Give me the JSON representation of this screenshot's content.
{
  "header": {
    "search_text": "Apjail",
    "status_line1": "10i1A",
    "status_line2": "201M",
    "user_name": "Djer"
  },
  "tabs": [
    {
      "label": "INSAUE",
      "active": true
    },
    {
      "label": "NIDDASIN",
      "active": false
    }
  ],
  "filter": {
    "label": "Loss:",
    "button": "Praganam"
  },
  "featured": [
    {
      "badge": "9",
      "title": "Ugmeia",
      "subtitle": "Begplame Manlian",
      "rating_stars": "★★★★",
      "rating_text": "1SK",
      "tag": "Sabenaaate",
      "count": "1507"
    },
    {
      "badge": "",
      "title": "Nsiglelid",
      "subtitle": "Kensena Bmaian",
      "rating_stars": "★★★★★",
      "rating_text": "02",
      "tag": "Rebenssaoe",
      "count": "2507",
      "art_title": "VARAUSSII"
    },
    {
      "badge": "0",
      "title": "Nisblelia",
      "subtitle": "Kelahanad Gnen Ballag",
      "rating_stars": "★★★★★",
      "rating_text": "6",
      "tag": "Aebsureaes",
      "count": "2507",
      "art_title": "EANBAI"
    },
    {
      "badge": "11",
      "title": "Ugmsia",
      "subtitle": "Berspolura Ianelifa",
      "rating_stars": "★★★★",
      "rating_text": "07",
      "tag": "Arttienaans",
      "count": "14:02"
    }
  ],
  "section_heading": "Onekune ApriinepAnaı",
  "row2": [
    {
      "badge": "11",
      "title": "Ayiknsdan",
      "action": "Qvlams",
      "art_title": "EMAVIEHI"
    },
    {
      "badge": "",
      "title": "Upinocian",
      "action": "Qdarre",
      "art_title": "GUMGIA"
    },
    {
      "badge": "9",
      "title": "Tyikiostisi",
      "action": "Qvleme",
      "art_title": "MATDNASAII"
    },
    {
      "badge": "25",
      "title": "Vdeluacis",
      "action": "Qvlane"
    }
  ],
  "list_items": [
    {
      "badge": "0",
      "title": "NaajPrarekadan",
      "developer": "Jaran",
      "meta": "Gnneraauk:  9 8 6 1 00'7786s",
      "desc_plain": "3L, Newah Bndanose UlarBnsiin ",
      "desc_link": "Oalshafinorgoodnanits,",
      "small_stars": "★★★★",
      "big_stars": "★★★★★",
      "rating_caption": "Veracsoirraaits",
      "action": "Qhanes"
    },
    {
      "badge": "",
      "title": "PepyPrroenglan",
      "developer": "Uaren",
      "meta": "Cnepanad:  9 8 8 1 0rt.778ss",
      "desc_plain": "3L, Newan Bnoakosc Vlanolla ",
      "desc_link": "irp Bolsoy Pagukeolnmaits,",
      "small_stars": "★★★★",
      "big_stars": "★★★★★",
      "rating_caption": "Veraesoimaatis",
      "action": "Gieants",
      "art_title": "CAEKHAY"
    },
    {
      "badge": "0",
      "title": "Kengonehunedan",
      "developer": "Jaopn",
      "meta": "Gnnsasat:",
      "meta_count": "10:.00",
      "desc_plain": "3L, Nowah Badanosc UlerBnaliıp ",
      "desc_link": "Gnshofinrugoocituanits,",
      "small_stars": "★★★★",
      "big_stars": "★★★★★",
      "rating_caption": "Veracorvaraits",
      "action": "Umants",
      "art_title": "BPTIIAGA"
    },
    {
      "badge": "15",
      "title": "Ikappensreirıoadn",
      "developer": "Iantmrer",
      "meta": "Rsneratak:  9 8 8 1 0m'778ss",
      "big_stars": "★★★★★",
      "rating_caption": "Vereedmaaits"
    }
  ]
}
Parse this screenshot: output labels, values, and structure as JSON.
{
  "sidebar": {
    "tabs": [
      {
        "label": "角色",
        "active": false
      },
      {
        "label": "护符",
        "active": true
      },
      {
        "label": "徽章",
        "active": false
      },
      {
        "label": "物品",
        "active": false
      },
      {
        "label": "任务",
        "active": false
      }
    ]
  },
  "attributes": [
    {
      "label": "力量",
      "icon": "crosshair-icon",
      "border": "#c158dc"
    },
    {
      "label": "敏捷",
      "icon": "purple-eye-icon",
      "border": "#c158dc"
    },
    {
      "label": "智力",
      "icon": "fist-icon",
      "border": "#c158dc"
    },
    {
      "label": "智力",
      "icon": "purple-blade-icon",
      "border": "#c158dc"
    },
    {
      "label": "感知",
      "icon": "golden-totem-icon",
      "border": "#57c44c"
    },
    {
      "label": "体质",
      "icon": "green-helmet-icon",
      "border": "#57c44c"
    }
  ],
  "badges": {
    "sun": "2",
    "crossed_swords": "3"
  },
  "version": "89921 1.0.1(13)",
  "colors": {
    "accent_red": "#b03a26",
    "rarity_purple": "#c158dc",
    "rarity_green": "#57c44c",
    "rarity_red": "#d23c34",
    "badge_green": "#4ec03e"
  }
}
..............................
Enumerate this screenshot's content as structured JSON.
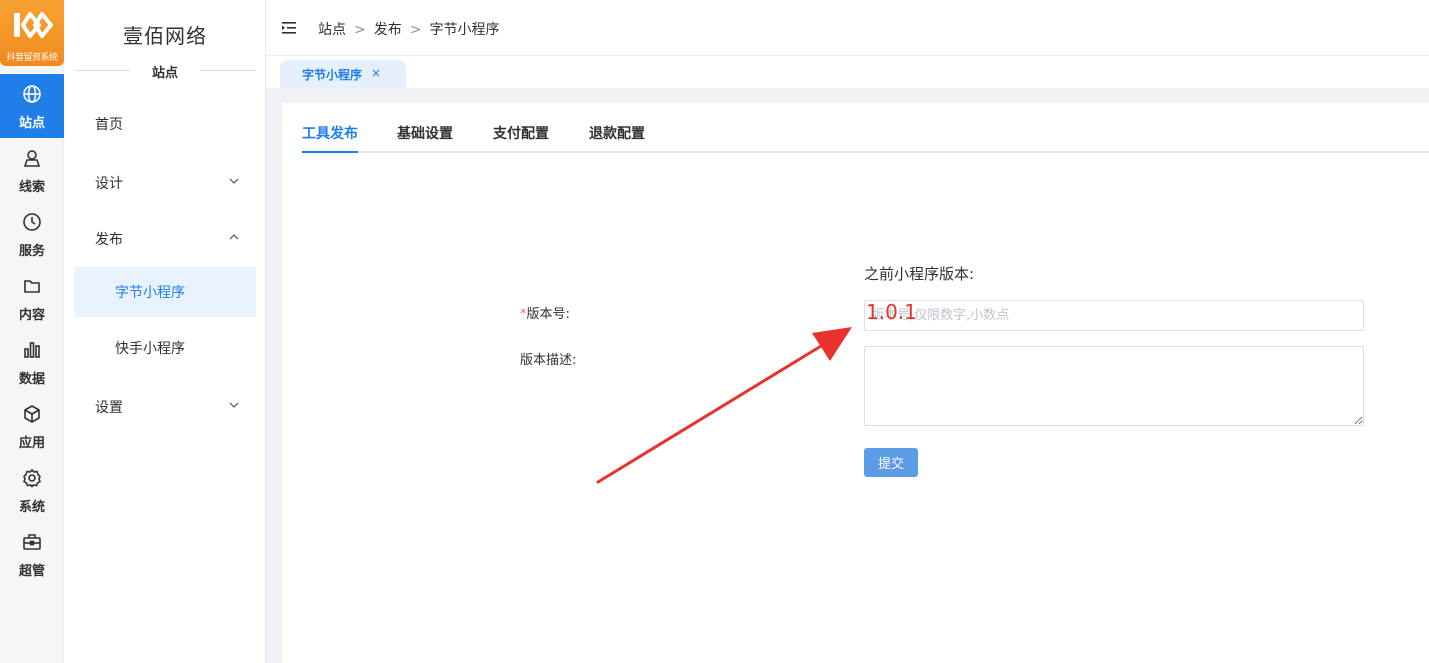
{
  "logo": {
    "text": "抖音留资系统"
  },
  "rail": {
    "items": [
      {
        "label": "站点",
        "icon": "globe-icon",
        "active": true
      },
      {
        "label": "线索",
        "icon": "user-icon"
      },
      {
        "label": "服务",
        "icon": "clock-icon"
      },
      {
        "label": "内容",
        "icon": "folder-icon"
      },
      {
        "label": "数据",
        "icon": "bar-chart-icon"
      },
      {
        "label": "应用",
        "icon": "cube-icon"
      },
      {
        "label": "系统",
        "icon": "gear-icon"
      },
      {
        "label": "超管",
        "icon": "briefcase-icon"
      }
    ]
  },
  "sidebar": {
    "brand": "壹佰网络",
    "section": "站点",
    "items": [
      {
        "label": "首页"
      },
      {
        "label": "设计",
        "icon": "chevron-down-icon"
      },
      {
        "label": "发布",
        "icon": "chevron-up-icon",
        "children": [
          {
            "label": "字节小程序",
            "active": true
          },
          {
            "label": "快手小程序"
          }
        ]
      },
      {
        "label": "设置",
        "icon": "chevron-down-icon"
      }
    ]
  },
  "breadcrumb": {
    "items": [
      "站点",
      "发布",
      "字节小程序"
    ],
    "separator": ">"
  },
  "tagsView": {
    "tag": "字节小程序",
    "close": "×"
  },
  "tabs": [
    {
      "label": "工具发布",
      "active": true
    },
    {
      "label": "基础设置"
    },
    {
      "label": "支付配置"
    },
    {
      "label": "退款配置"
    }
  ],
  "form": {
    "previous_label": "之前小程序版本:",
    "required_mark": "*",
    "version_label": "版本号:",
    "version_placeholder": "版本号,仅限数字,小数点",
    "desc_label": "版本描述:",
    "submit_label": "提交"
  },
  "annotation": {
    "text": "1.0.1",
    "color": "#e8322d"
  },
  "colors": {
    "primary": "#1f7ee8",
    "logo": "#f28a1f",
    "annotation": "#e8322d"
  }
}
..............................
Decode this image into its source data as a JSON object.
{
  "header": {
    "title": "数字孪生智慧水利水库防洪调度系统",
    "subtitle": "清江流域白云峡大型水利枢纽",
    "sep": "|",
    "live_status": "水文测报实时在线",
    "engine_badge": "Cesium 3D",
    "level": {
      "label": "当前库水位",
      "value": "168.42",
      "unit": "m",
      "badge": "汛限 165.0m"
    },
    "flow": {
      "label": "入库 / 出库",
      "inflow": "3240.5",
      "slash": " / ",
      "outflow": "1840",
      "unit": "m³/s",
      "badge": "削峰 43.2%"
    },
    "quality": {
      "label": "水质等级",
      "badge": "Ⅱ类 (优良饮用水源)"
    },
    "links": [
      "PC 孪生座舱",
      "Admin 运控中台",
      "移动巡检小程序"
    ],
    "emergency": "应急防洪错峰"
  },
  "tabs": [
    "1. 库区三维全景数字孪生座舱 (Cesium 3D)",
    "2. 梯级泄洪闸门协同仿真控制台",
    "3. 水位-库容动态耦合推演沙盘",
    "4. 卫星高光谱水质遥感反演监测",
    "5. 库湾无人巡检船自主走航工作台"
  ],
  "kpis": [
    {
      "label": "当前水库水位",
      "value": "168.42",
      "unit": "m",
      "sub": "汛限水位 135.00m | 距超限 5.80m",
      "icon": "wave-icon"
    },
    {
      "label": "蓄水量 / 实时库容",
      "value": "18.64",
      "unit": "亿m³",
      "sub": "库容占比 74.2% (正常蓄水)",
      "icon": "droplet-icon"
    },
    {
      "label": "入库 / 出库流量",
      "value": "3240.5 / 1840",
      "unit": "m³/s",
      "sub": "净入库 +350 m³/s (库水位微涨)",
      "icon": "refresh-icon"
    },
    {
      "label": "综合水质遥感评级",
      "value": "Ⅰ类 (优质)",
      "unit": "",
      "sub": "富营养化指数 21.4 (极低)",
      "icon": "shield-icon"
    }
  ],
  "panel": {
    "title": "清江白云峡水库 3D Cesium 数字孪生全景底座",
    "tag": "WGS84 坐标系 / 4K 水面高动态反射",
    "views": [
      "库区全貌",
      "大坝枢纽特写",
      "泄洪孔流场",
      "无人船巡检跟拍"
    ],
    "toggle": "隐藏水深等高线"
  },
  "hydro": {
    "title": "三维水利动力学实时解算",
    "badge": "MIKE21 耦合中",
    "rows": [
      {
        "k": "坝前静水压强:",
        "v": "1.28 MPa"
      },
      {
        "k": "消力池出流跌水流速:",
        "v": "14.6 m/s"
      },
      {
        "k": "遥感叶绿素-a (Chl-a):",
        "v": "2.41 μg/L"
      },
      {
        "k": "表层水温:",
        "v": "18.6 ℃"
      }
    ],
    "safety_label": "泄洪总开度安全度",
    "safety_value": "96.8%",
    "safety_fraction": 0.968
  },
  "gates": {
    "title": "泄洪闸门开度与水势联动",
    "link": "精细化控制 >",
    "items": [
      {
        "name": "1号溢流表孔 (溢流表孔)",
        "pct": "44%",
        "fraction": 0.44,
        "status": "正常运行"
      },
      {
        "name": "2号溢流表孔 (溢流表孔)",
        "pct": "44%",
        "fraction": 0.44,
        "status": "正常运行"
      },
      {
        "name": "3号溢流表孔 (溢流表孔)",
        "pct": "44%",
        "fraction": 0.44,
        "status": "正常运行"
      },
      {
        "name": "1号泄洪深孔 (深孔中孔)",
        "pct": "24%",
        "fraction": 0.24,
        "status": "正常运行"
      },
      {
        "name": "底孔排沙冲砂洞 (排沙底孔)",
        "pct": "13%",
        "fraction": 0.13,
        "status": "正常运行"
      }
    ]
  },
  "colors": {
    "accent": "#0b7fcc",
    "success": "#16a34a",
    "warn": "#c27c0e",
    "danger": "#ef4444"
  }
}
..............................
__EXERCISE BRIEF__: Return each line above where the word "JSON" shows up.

__EXERCISE RESPONSE__:
Give me the JSON representation of this screenshot's content.
Parse this screenshot: output labels, values, and structure as JSON.
Enumerate this screenshot's content as structured JSON.
Decode this image into its source data as a JSON object.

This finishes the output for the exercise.